» About this exercise
Filter the entries, keeping every line with the string "Gmail".

» Dataset records
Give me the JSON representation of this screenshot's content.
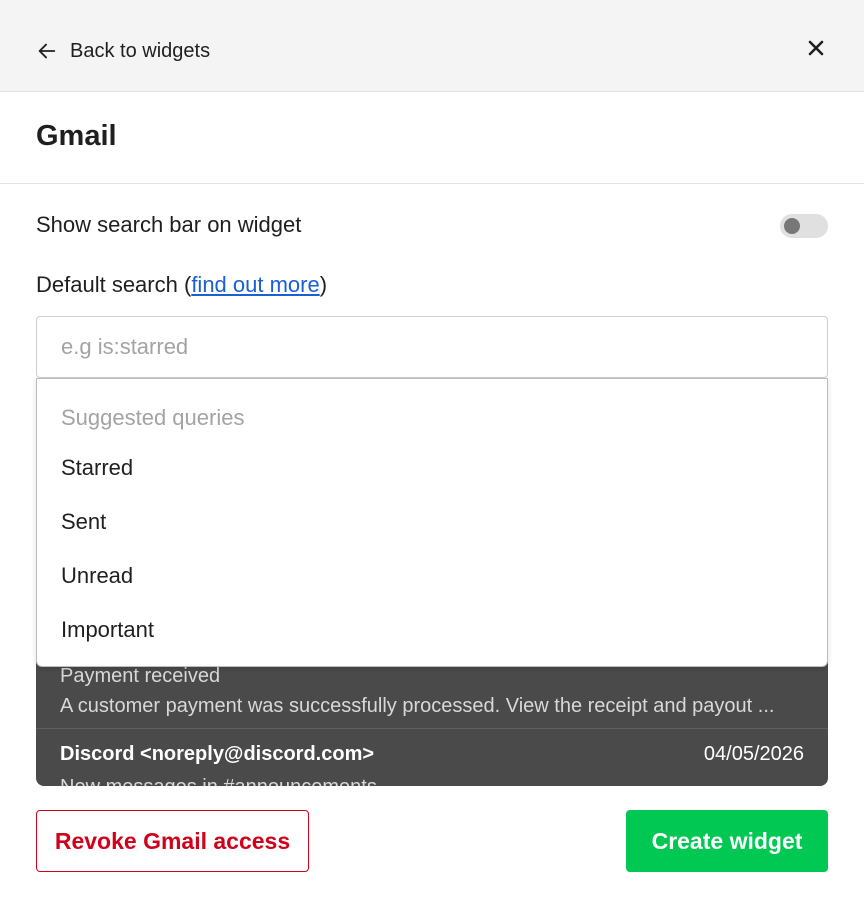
{
  "header": {
    "back_label": "Back to widgets",
    "back_icon": "arrow-left-icon",
    "close_icon": "close-icon"
  },
  "title": "Gmail",
  "settings": {
    "search_bar_label": "Show search bar on widget",
    "search_bar_enabled": false,
    "default_search_label": "Default search",
    "default_search_open": "(",
    "default_search_link": "find out more",
    "default_search_close": ")",
    "search_value": "",
    "search_placeholder": "e.g is:starred"
  },
  "dropdown": {
    "header": "Suggested queries",
    "options": [
      "Starred",
      "Sent",
      "Unread",
      "Important"
    ]
  },
  "preview": {
    "emails": [
      {
        "subject": "Payment received",
        "snippet": "A customer payment was successfully processed. View the receipt and payout ..."
      },
      {
        "sender": "Discord <noreply@discord.com>",
        "date": "04/05/2026",
        "snippet": "New messages in #announcements"
      }
    ]
  },
  "actions": {
    "revoke_label": "Revoke Gmail access",
    "create_label": "Create widget"
  },
  "colors": {
    "link": "#1a5fd6",
    "danger": "#d0021b",
    "primary": "#00c853",
    "preview_bg": "#4a4a4a"
  }
}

» Written response
  "title": "Gmail",
    "revoke_label": "Revoke Gmail access",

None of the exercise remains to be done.